--- Problem details ---
Would you return all of this data exactly, leaving nothing out?

--- Component data from apps and pages ---
□ □ □ □ □ □ □

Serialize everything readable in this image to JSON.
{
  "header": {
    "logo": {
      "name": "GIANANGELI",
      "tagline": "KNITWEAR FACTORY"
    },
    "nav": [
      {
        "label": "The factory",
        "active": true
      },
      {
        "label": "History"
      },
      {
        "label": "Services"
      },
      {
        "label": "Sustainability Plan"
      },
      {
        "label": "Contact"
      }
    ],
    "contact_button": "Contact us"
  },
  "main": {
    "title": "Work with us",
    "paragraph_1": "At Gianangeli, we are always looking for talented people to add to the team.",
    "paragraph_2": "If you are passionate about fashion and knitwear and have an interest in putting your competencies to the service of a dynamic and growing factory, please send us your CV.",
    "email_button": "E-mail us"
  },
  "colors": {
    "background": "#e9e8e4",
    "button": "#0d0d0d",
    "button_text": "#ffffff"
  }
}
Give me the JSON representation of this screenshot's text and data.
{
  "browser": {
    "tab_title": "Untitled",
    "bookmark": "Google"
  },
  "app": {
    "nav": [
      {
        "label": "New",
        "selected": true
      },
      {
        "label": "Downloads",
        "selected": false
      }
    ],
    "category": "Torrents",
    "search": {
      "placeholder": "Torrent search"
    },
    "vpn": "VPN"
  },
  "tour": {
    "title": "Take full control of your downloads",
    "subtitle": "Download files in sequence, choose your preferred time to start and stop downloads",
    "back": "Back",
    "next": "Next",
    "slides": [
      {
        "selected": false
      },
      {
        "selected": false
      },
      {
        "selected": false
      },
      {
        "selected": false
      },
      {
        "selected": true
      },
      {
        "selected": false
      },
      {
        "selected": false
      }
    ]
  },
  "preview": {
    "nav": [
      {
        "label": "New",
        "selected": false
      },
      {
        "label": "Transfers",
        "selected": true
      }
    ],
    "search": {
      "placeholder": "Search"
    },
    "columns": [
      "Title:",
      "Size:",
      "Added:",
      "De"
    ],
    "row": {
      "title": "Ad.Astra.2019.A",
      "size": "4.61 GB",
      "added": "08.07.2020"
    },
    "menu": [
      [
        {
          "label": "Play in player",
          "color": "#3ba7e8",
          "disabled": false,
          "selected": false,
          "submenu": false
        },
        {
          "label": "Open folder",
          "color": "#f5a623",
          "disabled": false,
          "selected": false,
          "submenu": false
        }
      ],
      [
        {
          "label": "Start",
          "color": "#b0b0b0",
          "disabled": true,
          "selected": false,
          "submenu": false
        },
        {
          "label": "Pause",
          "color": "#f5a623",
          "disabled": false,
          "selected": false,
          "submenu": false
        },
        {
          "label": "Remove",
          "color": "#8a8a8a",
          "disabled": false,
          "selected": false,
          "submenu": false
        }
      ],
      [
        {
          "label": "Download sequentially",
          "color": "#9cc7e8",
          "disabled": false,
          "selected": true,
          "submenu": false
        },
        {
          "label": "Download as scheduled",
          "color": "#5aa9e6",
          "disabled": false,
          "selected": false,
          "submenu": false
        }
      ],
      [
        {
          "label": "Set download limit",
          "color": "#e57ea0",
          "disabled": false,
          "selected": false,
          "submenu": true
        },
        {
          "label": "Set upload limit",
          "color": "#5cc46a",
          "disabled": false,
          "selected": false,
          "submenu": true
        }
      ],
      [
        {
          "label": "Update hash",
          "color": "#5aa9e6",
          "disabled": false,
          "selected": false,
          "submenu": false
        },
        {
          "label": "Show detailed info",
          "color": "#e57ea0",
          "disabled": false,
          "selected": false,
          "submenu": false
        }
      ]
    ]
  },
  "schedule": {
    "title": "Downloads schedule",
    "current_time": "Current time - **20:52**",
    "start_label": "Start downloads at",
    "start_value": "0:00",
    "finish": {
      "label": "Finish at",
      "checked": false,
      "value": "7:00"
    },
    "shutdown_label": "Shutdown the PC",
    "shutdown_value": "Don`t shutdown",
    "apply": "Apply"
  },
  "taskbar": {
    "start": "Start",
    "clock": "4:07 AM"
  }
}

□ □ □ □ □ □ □

--- Written reply ---
Serialize everything readable in this image to JSON.
{
  "header": {
    "logo": {
      "name": "GIANANGELI",
      "tagline": "KNITWEAR FACTORY"
    },
    "nav": [
      {
        "label": "The factory",
        "active": true
      },
      {
        "label": "History"
      },
      {
        "label": "Services"
      },
      {
        "label": "Sustainability Plan"
      },
      {
        "label": "Contact"
      }
    ],
    "contact_button": "Contact us"
  },
  "main": {
    "title": "Work with us",
    "paragraph_1": "At Gianangeli, we are always looking for talented people to add to the team.",
    "paragraph_2": "If you are passionate about fashion and knitwear and have an interest in putting your competencies to the service of a dynamic and growing factory, please send us your CV.",
    "email_button": "E-mail us"
  },
  "colors": {
    "background": "#e9e8e4",
    "button": "#0d0d0d",
    "button_text": "#ffffff"
  }
}
Give me the JSON representation of this screenshot's text and data.
{
  "browser": {
    "tab_title": "Untitled",
    "bookmark": "Google"
  },
  "app": {
    "nav": [
      {
        "label": "New",
        "selected": true
      },
      {
        "label": "Downloads",
        "selected": false
      }
    ],
    "category": "Torrents",
    "search": {
      "placeholder": "Torrent search"
    },
    "vpn": "VPN"
  },
  "tour": {
    "title": "Take full control of your downloads",
    "subtitle": "Download files in sequence, choose your preferred time to start and stop downloads",
    "back": "Back",
    "next": "Next",
    "slides": [
      {
        "selected": false
      },
      {
        "selected": false
      },
      {
        "selected": false
      },
      {
        "selected": false
      },
      {
        "selected": true
      },
      {
        "selected": false
      },
      {
        "selected": false
      }
    ]
  },
  "preview": {
    "nav": [
      {
        "label": "New",
        "selected": false
      },
      {
        "label": "Transfers",
        "selected": true
      }
    ],
    "search": {
      "placeholder": "Search"
    },
    "columns": [
      "Title:",
      "Size:",
      "Added:",
      "De"
    ],
    "row": {
      "title": "Ad.Astra.2019.A",
      "size": "4.61 GB",
      "added": "08.07.2020"
    },
    "menu": [
      [
        {
          "label": "Play in player",
          "color": "#3ba7e8",
          "disabled": false,
          "selected": false,
          "submenu": false
        },
        {
          "label": "Open folder",
          "color": "#f5a623",
          "disabled": false,
          "selected": false,
          "submenu": false
        }
      ],
      [
        {
          "label": "Start",
          "color": "#b0b0b0",
          "disabled": true,
          "selected": false,
          "submenu": false
        },
        {
          "label": "Pause",
          "color": "#f5a623",
          "disabled": false,
          "selected": false,
          "submenu": false
        },
        {
          "label": "Remove",
          "color": "#8a8a8a",
          "disabled": false,
          "selected": false,
          "submenu": false
        }
      ],
      [
        {
          "label": "Download sequentially",
          "color": "#9cc7e8",
          "disabled": false,
          "selected": true,
          "submenu": false
        },
        {
          "label": "Download as scheduled",
          "color": "#5aa9e6",
          "disabled": false,
          "selected": false,
          "submenu": false
        }
      ],
      [
        {
          "label": "Set download limit",
          "color": "#e57ea0",
          "disabled": false,
          "selected": false,
          "submenu": true
        },
        {
          "label": "Set upload limit",
          "color": "#5cc46a",
          "disabled": false,
          "selected": false,
          "submenu": true
        }
      ],
      [
        {
          "label": "Update hash",
          "color": "#5aa9e6",
          "disabled": false,
          "selected": false,
          "submenu": false
        },
        {
          "label": "Show detailed info",
          "color": "#e57ea0",
          "disabled": false,
          "selected": false,
          "submenu": false
        }
      ]
    ]
  },
  "schedule": {
    "title": "Downloads schedule",
    "current_time": "Current time - **20:52**",
    "start_label": "Start downloads at",
    "start_value": "0:00",
    "finish": {
      "label": "Finish at",
      "checked": false,
      "value": "7:00"
    },
    "shutdown_label": "Shutdown the PC",
    "shutdown_value": "Don`t shutdown",
    "apply": "Apply"
  },
  "taskbar": {
    "start": "Start",
    "clock": "4:07 AM"
  }
}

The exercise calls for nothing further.